You know the skeptics are probably right. Electric cars may never replace all internal combustion engines. Or if they do it will take decades. But how about 10% of oil based cars? Or 25%? Just 10% would represent a Covid Lockdown sized bite out of oil demand. And it wouldn’t be temporary. It would be permanent.

China has planned to build hundreds of nuclear power plants for a while now, but recent tensions over Taiwan have put this plan into overdrive. In 2022 a quarter of the new cars sold in China were electric. Nuclear powered EVs represent a lot of automotive fuel that will never be purchased. Thanks to 2022 price surges, on December 22nd, Japan reversed its ten year old antinuclear policy. It’s reopening old plants and will build new ones. It’s a little behind China on the electric cars, but it will catch up. Peak oil demand may or may not be here yet, but it’s coming.

Remember, prices were too low for Saudi Arabia across the 2010s when oil demand was surging. In the 2020s demand is going to go down or at least remain flat. Oil suppliers are now going to have to start competing for markets. The US will force more and more of its allies to buy their oil and gas exclusively from the United States and Canada.

Arabia will always have China though. Even if they go 100% EV Chinese chemical factories should be buying Arabian oil to turn into plastics well into the next century. Note I do not say Saudi Arabian oil.

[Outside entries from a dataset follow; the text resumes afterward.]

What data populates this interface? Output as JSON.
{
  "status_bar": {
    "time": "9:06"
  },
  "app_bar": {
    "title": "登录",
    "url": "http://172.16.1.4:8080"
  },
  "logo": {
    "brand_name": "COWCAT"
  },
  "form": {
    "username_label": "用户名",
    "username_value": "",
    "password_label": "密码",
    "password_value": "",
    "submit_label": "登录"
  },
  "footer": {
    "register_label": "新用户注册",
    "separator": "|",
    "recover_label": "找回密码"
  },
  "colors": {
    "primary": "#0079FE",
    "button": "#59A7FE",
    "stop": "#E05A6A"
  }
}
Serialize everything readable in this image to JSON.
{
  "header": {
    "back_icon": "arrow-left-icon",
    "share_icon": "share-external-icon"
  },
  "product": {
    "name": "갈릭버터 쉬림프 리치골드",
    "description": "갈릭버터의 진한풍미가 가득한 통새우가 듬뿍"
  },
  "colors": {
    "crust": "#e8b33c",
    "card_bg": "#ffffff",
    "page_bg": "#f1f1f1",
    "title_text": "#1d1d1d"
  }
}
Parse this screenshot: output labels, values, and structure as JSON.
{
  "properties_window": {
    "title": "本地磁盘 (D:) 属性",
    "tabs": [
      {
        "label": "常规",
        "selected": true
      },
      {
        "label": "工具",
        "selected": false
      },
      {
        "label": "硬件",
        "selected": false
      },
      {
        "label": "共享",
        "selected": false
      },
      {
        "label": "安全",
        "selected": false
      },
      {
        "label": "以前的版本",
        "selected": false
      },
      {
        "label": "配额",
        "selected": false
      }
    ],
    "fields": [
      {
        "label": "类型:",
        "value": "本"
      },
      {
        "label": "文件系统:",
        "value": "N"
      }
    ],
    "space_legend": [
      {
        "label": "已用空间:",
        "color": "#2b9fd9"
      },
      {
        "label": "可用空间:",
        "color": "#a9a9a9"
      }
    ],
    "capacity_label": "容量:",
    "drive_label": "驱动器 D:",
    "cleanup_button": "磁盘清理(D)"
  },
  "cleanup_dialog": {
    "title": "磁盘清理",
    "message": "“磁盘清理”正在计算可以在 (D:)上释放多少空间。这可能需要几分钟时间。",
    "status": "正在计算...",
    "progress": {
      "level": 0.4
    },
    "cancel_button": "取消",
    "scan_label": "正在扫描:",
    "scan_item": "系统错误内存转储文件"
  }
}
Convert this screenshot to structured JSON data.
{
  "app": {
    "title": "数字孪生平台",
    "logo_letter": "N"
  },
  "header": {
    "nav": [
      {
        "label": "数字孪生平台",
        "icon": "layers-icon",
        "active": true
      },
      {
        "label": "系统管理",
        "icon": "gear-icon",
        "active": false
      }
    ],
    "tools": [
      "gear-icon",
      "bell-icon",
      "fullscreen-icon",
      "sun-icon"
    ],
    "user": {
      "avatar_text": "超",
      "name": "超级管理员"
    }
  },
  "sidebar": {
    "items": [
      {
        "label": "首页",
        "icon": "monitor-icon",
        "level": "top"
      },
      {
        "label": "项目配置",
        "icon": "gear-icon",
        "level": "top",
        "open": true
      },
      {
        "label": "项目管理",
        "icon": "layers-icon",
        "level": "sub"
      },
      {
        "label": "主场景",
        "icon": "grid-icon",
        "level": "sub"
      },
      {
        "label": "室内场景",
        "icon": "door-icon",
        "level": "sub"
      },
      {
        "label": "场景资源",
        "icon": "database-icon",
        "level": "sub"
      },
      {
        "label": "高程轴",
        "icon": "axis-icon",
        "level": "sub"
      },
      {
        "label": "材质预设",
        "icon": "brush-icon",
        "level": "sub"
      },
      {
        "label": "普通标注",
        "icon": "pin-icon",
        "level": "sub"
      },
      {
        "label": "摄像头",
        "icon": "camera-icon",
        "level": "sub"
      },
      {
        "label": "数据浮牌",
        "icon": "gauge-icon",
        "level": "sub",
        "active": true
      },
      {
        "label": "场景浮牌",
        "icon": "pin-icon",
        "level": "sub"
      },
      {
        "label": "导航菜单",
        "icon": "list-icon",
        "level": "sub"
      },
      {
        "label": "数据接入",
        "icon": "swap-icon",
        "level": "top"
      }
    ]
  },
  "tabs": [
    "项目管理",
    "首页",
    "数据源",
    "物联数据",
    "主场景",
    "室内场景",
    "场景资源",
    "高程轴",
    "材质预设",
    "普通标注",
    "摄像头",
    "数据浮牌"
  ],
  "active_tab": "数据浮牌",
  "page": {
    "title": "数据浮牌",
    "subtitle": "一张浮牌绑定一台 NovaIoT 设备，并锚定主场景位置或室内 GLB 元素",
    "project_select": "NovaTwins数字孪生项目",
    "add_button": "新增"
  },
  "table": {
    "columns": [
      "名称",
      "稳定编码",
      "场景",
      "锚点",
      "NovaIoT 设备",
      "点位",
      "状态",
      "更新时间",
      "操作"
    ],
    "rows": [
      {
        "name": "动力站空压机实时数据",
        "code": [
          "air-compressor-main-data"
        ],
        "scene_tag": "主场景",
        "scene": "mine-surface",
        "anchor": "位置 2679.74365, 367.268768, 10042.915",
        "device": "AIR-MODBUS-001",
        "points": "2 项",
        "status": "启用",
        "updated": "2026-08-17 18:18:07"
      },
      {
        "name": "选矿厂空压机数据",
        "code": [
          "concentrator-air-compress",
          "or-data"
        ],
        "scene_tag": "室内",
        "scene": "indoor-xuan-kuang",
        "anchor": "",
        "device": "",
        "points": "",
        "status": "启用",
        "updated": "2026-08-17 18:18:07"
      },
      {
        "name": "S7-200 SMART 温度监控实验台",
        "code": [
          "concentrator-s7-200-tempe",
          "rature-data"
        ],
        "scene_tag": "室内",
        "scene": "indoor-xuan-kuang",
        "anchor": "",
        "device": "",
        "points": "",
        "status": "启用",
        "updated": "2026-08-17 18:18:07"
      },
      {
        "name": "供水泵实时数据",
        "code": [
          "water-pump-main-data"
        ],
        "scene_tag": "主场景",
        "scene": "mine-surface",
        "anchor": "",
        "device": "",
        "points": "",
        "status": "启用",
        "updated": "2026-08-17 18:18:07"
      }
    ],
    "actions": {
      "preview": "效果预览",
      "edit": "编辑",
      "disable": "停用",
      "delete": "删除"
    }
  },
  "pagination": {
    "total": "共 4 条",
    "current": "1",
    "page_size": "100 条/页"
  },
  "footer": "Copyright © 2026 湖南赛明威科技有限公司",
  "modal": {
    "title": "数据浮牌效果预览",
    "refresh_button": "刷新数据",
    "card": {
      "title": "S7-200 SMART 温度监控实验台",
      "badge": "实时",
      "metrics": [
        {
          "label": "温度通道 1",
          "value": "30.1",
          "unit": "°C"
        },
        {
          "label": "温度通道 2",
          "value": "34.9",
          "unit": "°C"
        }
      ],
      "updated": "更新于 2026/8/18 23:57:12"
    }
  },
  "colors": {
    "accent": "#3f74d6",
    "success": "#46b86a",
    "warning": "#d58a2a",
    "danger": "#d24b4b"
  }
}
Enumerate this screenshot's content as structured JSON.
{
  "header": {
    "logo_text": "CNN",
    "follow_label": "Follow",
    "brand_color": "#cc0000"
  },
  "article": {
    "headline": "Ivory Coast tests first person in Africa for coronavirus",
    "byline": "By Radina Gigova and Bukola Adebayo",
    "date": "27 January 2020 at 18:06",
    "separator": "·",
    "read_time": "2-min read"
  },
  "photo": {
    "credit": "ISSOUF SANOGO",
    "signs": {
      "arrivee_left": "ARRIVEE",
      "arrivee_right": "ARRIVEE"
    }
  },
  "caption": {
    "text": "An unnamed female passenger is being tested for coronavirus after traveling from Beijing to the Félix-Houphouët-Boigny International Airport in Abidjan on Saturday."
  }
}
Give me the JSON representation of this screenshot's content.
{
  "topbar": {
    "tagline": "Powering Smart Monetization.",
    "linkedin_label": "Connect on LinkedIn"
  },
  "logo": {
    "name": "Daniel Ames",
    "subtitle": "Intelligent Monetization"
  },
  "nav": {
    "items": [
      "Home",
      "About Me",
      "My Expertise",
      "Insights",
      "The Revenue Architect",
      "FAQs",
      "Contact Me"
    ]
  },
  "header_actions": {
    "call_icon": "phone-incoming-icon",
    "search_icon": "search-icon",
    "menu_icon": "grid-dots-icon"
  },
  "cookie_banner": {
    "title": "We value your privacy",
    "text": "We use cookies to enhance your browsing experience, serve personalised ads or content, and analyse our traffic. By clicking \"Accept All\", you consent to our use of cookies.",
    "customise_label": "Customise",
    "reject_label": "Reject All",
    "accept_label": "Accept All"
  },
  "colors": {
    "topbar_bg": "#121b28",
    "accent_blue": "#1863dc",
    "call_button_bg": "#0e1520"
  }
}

Because the price that China will pay for oil by the end of the decade will be way too low to support a Saudi Arabia. Even at prices as low as $30 dollars a barrel, the Arabian people can pump oil and still make amazing profits. With that kind of money they can support massive investments in their country and probably even a reasonably generous welfare state. What they will no longer be able to support is the obscenely expensive luxury good that is the Saudi Royal family. This is the endgame folks. By 2030. Saudi Arabia as we know it is finished.